But the New 52 isn’t the only place elements of the movie were pulled. There’s a lot of Birthright in there. Quite a bit in fact, especially the element of Clark roving the world to find himself prior to becoming Superman. The updating of the story to a modern setting, with Clark being found in the late 80s, is also right out of JMS’s excellent Superman: Earth One. But on an even larger scale, this feels like the monthly Superman comics brought to life.
I love the Donner movies. Growing up my time was split between obsessively watching a VHS tape either of Star Wars or Donner’s first Superman. But those movies were based on a very specific Superman with a much narrower, “street level”, focus that doesn’t really represent how Superman has been for the last thirty or so years in the comics. Especially Post-Crisis, Superman stories have been very epic science fiction with Kal-El facing off epic cosmic threats. In the last fifteen years or so, his Kryptonian heritage has taken on an even larger role in the stories.
In 2013, making a Superman movie where he flies around rescuing cats from trees and busting street level thugs wouldn’t be Superman. If you want a movie like that, you want Batman.

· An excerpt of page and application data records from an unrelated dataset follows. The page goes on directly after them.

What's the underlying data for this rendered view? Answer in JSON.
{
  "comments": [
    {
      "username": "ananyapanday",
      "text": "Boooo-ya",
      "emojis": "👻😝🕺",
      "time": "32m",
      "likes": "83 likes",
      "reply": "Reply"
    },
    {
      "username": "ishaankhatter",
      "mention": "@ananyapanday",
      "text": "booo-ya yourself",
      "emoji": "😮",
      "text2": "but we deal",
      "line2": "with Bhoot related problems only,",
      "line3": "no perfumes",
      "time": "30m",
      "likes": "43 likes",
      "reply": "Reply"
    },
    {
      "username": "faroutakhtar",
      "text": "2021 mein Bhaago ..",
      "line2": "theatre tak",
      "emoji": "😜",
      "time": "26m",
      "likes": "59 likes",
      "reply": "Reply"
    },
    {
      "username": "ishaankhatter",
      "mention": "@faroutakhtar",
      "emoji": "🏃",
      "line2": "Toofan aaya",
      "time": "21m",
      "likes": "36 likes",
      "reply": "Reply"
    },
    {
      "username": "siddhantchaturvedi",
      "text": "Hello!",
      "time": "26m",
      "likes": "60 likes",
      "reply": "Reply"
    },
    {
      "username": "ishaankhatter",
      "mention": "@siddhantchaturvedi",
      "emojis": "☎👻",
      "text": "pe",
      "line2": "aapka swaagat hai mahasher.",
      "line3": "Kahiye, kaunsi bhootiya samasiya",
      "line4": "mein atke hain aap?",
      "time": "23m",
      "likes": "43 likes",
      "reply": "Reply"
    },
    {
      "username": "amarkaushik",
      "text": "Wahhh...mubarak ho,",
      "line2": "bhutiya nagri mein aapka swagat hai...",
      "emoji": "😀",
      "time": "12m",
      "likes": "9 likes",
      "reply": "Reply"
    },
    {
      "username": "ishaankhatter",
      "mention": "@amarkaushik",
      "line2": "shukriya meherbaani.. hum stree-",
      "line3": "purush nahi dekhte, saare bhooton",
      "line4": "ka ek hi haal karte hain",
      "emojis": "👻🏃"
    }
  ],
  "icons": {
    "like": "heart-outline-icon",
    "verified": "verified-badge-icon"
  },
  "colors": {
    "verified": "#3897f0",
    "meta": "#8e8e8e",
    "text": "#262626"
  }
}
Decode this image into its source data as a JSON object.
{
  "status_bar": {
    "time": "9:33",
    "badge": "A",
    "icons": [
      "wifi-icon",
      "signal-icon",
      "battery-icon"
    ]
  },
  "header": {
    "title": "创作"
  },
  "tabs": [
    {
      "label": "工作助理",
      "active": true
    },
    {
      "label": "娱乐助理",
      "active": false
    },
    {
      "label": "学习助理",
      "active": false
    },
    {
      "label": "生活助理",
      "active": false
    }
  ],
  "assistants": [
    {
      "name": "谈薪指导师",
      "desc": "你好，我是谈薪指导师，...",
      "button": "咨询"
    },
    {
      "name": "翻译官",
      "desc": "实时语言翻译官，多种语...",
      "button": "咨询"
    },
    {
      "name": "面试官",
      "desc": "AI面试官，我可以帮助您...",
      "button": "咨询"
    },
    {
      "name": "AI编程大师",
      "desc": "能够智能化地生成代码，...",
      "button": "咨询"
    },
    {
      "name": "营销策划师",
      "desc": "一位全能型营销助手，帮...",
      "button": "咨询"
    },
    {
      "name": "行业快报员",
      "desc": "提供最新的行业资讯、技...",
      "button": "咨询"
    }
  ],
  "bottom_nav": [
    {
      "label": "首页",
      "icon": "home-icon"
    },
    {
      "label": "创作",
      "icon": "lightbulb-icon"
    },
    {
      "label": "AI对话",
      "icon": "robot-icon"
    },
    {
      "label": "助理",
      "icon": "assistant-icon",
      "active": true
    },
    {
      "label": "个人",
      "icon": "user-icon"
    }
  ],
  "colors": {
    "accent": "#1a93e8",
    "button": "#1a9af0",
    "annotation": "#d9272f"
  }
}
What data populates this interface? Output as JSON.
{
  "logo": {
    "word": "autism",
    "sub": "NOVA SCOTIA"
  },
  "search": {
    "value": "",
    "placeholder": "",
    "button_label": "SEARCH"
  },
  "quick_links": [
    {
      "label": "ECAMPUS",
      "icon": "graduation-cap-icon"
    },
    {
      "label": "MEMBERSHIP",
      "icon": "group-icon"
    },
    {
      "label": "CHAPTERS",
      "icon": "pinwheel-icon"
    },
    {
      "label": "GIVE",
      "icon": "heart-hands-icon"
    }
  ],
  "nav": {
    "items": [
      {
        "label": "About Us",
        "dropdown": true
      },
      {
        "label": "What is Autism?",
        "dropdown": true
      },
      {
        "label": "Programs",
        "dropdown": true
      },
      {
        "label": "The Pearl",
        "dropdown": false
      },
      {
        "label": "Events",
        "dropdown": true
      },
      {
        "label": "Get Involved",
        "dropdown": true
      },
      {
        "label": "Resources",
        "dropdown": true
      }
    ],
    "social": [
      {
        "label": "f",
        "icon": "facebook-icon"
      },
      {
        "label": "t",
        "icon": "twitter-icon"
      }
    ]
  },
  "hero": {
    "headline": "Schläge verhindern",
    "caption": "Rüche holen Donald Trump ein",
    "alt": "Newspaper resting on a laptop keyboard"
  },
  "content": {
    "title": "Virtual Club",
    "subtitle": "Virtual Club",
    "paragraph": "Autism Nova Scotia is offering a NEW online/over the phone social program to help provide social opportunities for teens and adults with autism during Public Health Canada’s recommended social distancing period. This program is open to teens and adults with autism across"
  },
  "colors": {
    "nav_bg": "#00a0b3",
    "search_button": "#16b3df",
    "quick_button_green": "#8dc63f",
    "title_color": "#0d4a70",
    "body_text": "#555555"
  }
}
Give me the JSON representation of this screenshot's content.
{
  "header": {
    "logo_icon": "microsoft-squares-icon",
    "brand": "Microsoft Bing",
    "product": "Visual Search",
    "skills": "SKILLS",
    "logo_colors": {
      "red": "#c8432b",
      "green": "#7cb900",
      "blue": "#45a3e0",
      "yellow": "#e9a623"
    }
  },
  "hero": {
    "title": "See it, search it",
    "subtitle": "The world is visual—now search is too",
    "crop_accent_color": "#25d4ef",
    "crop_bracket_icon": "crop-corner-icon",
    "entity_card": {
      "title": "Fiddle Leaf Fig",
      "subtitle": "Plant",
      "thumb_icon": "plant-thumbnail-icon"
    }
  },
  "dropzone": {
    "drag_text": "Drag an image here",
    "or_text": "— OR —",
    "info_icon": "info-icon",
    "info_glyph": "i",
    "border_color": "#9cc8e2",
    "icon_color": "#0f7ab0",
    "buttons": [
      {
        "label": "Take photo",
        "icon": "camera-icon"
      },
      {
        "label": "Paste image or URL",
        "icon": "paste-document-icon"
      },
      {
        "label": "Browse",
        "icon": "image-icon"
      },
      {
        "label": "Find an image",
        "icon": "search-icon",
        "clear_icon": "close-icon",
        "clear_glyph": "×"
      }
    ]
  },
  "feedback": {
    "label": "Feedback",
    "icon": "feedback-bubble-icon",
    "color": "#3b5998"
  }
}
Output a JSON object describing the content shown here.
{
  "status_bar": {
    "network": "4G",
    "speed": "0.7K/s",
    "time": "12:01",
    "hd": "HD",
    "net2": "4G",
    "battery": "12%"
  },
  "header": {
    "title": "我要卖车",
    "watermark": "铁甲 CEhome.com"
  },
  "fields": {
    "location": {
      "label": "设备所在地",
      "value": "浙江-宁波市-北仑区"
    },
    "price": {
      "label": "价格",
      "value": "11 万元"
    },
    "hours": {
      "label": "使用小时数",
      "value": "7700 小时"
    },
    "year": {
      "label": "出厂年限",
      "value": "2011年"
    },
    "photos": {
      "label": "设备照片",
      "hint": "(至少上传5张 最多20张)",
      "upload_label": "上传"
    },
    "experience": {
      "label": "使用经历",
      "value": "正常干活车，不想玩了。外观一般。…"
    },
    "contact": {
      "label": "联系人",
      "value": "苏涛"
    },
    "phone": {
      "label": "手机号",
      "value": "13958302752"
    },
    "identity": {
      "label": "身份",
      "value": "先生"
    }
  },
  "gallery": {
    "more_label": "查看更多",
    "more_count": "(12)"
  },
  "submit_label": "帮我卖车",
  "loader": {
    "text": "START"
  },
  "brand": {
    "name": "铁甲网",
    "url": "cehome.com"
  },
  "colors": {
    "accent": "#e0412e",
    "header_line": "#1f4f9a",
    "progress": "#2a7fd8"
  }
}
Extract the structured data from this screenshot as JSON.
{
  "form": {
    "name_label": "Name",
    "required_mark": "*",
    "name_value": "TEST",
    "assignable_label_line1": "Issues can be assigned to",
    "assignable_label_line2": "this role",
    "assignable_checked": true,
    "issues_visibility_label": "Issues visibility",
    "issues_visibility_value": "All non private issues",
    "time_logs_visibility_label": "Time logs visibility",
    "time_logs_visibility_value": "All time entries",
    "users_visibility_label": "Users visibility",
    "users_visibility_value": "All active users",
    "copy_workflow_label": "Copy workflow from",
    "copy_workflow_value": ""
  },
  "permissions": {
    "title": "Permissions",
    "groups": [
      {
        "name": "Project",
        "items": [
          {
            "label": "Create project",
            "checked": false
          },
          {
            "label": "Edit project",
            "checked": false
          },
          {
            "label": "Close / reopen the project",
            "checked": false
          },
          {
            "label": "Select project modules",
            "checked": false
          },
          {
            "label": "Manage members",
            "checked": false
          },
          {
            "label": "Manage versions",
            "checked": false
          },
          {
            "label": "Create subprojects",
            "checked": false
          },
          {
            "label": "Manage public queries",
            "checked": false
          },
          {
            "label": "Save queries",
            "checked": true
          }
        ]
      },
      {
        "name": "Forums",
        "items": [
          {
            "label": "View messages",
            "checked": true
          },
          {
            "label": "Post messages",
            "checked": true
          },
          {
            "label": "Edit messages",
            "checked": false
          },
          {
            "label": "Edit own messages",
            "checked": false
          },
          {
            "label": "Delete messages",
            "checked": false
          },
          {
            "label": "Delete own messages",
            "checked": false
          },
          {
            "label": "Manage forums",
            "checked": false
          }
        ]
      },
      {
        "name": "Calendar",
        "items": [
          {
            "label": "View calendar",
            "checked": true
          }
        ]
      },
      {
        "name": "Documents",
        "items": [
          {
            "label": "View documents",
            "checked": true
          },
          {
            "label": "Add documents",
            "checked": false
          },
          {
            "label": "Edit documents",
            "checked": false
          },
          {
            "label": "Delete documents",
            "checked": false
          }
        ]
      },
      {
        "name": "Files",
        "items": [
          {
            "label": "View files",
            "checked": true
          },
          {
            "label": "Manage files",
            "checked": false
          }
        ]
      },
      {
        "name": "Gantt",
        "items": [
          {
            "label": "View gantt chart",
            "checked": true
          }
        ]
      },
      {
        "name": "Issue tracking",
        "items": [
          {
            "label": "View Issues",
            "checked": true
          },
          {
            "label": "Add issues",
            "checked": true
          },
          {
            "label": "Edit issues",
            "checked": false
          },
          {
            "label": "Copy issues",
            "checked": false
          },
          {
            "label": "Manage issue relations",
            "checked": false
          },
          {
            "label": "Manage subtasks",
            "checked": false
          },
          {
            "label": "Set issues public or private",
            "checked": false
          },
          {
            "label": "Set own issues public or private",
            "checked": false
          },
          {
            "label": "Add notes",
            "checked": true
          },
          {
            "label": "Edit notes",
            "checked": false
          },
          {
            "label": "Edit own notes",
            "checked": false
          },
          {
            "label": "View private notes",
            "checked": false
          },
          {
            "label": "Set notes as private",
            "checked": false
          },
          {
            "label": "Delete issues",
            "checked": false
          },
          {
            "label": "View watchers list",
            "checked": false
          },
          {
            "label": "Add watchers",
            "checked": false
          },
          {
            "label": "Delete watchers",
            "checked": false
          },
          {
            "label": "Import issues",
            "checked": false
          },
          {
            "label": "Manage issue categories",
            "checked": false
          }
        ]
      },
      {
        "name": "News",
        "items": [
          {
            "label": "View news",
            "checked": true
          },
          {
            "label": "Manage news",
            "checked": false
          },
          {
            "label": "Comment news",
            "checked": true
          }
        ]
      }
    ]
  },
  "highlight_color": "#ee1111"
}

Superman is meant for bigger threats. You don’t have him spending two hours in a movie chasing after Lex Luthor on a yacht. No, the Lex Luthor of the comics would jump in a Kryptonite-powered suit of armor and face Superman on his own terms, or he’d do something more “mad scientist” and infect Superman with a Kryptonite virus that creates a twisted Kryptonite-derived Superman/Monster hybrid (which is actually happening in Action Comics right now).
Which is why if you want to show Superman in the movies, you need a threat as powerful as Superman himself. That’s why I have no problem with them re-doing Zod for this first movie, as having Superman fight another Kryptonian can show just how awesome that sort of action can be. And in this movie, the action and destruction makes The Avengers look like a direct-to-DVD movie in comparison.
Naturally everyone was worried about Hans Zimmer’s score. How could he possibly live up to the John Williams’ theme that literally sings “SUPERMAN!”? Quite well in fact. Zimmer’s score is amazing and the new “theme” (which plays in full over the end credits and was in Trailer 3) is awesome. This is better than his very low-key Batman scores and I can’t wait to see how it grows even larger in the second movie.
If I had to rank Man of Steel among other comic book movies, it’d take the top spot easily. The action and scale of a Superman comic book has finally been realized on the big screen, while establishing a new shared cinematic universe for DC comics. I’m extremely excited to see where it all goes from here.